▸ TO DO
Copy out, from the entries below, each line that holds the string "your".

+++ STORED DATA +++

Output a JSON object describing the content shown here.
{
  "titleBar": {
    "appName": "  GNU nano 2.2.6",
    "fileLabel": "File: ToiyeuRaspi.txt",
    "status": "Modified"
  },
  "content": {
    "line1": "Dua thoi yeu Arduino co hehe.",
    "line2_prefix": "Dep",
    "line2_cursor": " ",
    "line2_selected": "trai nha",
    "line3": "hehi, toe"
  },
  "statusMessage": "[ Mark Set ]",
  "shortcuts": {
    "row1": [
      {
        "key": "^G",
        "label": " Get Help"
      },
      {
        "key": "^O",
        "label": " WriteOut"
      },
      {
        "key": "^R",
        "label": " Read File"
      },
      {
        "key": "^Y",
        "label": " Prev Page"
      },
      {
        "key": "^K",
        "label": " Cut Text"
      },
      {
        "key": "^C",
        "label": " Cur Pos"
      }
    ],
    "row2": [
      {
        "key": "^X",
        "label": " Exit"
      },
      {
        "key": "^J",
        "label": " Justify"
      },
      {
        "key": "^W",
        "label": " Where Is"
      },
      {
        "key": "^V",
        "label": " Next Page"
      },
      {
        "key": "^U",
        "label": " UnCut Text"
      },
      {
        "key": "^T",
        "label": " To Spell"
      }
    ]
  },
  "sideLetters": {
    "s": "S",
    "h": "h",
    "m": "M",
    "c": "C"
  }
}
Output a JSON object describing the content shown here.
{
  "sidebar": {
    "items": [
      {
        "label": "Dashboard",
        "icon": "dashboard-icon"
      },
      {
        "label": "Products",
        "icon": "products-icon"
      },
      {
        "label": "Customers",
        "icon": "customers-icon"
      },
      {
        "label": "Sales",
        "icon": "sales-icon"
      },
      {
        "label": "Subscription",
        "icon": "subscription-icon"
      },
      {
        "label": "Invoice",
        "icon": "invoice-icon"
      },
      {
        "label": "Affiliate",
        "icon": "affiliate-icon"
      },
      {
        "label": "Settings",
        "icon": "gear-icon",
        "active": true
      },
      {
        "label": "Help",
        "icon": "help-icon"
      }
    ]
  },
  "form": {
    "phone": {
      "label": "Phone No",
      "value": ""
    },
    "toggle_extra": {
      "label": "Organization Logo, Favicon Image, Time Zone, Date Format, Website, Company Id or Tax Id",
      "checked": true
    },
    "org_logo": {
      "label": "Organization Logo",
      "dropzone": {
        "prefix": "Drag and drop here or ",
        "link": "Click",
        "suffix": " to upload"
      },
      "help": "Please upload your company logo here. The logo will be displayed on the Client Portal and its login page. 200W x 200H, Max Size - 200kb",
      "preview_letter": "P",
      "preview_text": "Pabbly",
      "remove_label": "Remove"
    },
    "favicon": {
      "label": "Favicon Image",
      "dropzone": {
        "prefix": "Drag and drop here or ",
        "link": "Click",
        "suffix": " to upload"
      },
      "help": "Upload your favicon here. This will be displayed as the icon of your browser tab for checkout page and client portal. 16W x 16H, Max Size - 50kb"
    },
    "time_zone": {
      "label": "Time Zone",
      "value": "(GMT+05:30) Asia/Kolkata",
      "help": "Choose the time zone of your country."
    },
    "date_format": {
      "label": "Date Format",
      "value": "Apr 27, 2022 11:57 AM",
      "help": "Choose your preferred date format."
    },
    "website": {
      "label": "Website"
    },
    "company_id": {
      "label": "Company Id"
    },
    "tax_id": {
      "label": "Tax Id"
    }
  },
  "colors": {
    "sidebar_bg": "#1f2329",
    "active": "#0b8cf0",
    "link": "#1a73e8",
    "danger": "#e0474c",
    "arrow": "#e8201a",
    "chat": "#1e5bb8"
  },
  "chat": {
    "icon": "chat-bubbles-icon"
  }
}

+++

▸ THE ANSWER
      "help": "Please upload your company logo here. The logo will be displayed on the Client Portal and its login page. 200W x 200H, Max Size - 200kb",
      "help": "Upload your favicon here. This will be displayed as the icon of your browser tab for checkout page and client portal. 16W x 16H, Max Size - 50kb"
      "help": "Choose the time zone of your country."
      "help": "Choose your preferred date format."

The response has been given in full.